Press Release – Auckland Diocesan School For Girls
It’s not often that the country’s top judge finds herself in the firing line. But curious young students from Auckland’s Diocesan School for Girls subjected Chief Justice Sian Elias to a surprisingly rigorous cross-examination when she visited …
March 13, 2012
For Immediate Release
Chief Justice Endorses NZ’s First School-Based Ethics Centre At Diocesan
It’s not often that the country’s top judge finds herself in the firing line.
But curious young students from Auckland’s Diocesan School for Girls subjected Chief Justice Sian Elias to a surprisingly rigorous cross-examination when she visited the school recently for the launch of New Zealand’s first school-based Centre for Ethics.
Dame Sian, who is patron of the Centre for Ethics, fielded a range of spontaneous questions from a group of 10 to 11-year-old students when she dropped into their classroom to chat after the launch.
“Have you done anything wrong as a judge?”, “Is being ethical about your opinion or the rules?”, “How many hours do you work?” and “Have you ever worn a wig?” were some of the questions asked.
Dame Sian confided that it was just as well she loved law because she was not very good at “work-life balance” and that she hated wearing a long, ceremonial judge’s wig.
“They are ridiculous because you look like you have a Spaniel’s ears.

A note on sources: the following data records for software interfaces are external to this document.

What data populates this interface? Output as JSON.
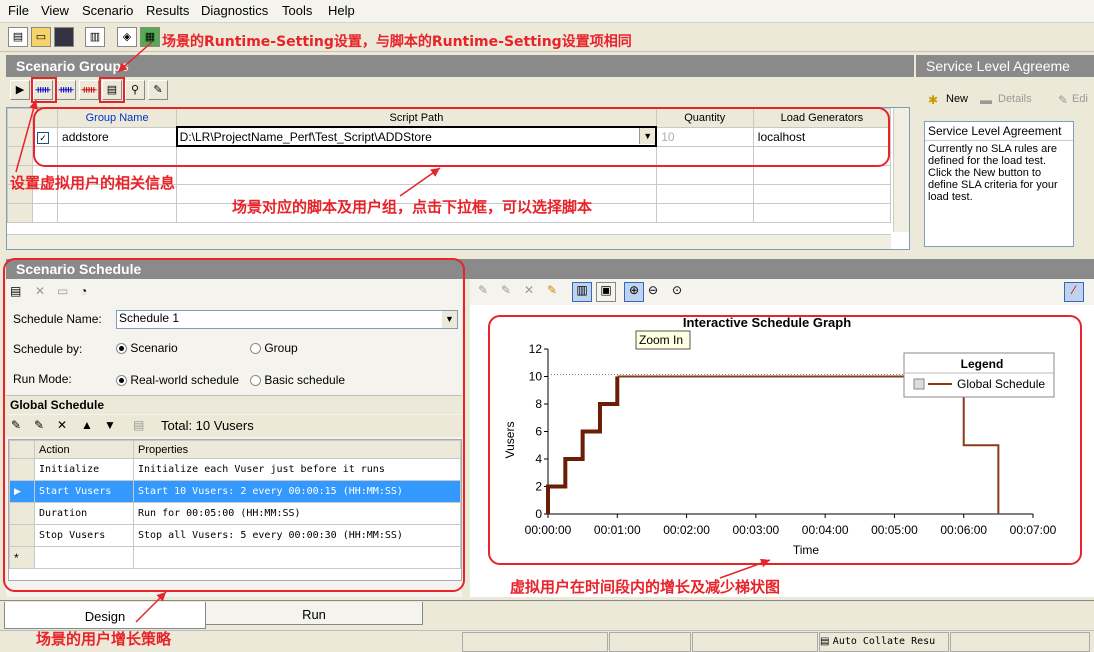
{
  "menu": [
    "File",
    "View",
    "Scenario",
    "Results",
    "Diagnostics",
    "Tools",
    "Help"
  ],
  "groups": {
    "title": "Scenario Groups",
    "columns": [
      "Group Name",
      "Script Path",
      "Quantity",
      "Load Generators"
    ],
    "row": {
      "name": "addstore",
      "path": "D:\\LR\\ProjectName_Perf\\Test_Script\\ADDStore",
      "quantity": "10",
      "generator": "localhost"
    }
  },
  "sla": {
    "title": "Service Level Agreeme",
    "new_label": "New",
    "details_label": "Details",
    "edit_label": "Edi",
    "box_title": "Service Level Agreement",
    "box_text": "Currently no SLA rules are defined for the load test. Click the New button to define SLA criteria for your load test."
  },
  "schedule": {
    "title": "Scenario Schedule",
    "name_label": "Schedule Name:",
    "name_value": "Schedule 1",
    "by_label": "Schedule by:",
    "by_scenario": "Scenario",
    "by_group": "Group",
    "mode_label": "Run Mode:",
    "mode_real": "Real-world schedule",
    "mode_basic": "Basic schedule",
    "global_title": "Global Schedule",
    "total": "Total: 10 Vusers",
    "columns": [
      "Action",
      "Properties"
    ],
    "rows": [
      {
        "action": "Initialize",
        "props": "Initialize each Vuser just before it runs"
      },
      {
        "action": "Start  Vusers",
        "props": "Start 10 Vusers: 2 every 00:00:15 (HH:MM:SS)"
      },
      {
        "action": "Duration",
        "props": "Run for 00:05:00 (HH:MM:SS)"
      },
      {
        "action": "Stop Vusers",
        "props": "Stop all Vusers: 5 every 00:00:30 (HH:MM:SS)"
      }
    ],
    "new_row_marker": "*"
  },
  "tooltip": "Zoom In",
  "chart_data": {
    "type": "line",
    "title": "Interactive Schedule Graph",
    "xlabel": "Time",
    "ylabel": "Vusers",
    "xticks": [
      "00:00:00",
      "00:01:00",
      "00:02:00",
      "00:03:00",
      "00:04:00",
      "00:05:00",
      "00:06:00",
      "00:07:00"
    ],
    "yticks": [
      "0",
      "2",
      "4",
      "6",
      "8",
      "10",
      "12"
    ],
    "ylim": [
      0,
      12
    ],
    "xlim_seconds": [
      0,
      420
    ],
    "legend_title": "Legend",
    "legend_position": "top-right",
    "series": [
      {
        "name": "Global Schedule",
        "color": "#8b3a1a",
        "x_seconds": [
          0,
          0,
          15,
          15,
          30,
          30,
          45,
          45,
          60,
          60,
          360,
          360,
          390,
          390
        ],
        "y": [
          0,
          2,
          2,
          4,
          4,
          6,
          6,
          8,
          8,
          10,
          10,
          5,
          5,
          0
        ]
      }
    ]
  },
  "tabs": [
    "Design",
    "Run"
  ],
  "status": {
    "auto_collate": "Auto Collate Resu"
  },
  "annotations": {
    "runtime": "场景的Runtime-Setting设置，与脚本的Runtime-Setting设置项相同",
    "users": "设置虚拟用户的相关信息",
    "script": "场景对应的脚本及用户组，点击下拉框，可以选择脚本",
    "graph": "虚拟用户在时间段内的增长及减少梯状图",
    "strategy": "场景的用户增长策略"
  },
  "colors": {
    "annotation": "#e8232a",
    "series": "#8b3a1a",
    "selection": "#3399ff",
    "header": "#8a8a8a"
  }
}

I’ve said to the other judges that we should throw them out. But so far my colleagues want to keep the tradition.”
Dame Sian also told students that being ethical was not just about obeying the rules.
“A lot of people know how to obey the rules. That’s just being sensible because it won’t get you into trouble. If you are ethical, you have higher standards which you have to question all of the time.”
Dame Sian, a Diocesan Old Girl who has two granddaughters at the all-girls independent school, said the Centre for Ethics was an exciting project.
“Ethics is a sound foundation of academic learning and a sound way to confront all sorts of assumptions. I think there is room for us to have more philosophical instruction in New Zealand schools and that it should be taught from a young age.
“We talk about values but we don’t always systematically explore the underpinning philosophies of those values. We tend to be a bit un-intellectual. One of the most important things that we can take away from school is learning how to think.”
Diocesan’s Centre for Ethics initiative includes more ethics teaching as part of existing curriculum subjects. Guest speakers from ethics-related fields, such as academics, scientists and journalists, will also work with teachers and students from Year 1 to 13 and will lead discussions and debates about ethical issues at parent and community evenings.
Diocesan teacher, Catherine Syms, who helped establish the Centre, said although students were already taught critical thinking in subjects including Science and Religious Studies, there was room to build on this and introduce it across more subjects.
“Often people’s decisions are based on upbringing and intuitive instincts rather than a carefully reasoned approach, “said Mrs Syms.
“In today’s world we are making all sorts of technological advances so we need to help young people think through the ethics related to those advances.
“Diocesan’s Centre for Ethics is about making people think critically about how we, as a society, make decisions around ethical issues such as stem cell research and organ donation and how we personally make decisions between right and wrong.”
Diocesan will launch its Centre for Ethics in its Senior School on April 2. Speakers being hosted by the school this year include Quijing Wong, the executive producer of Borderless Productions which makes documentaries to promote economic, environmental and social sustainability, environmentalist and healthy river campaigner Arron Wood and Australian animal rights advocate Lyn White.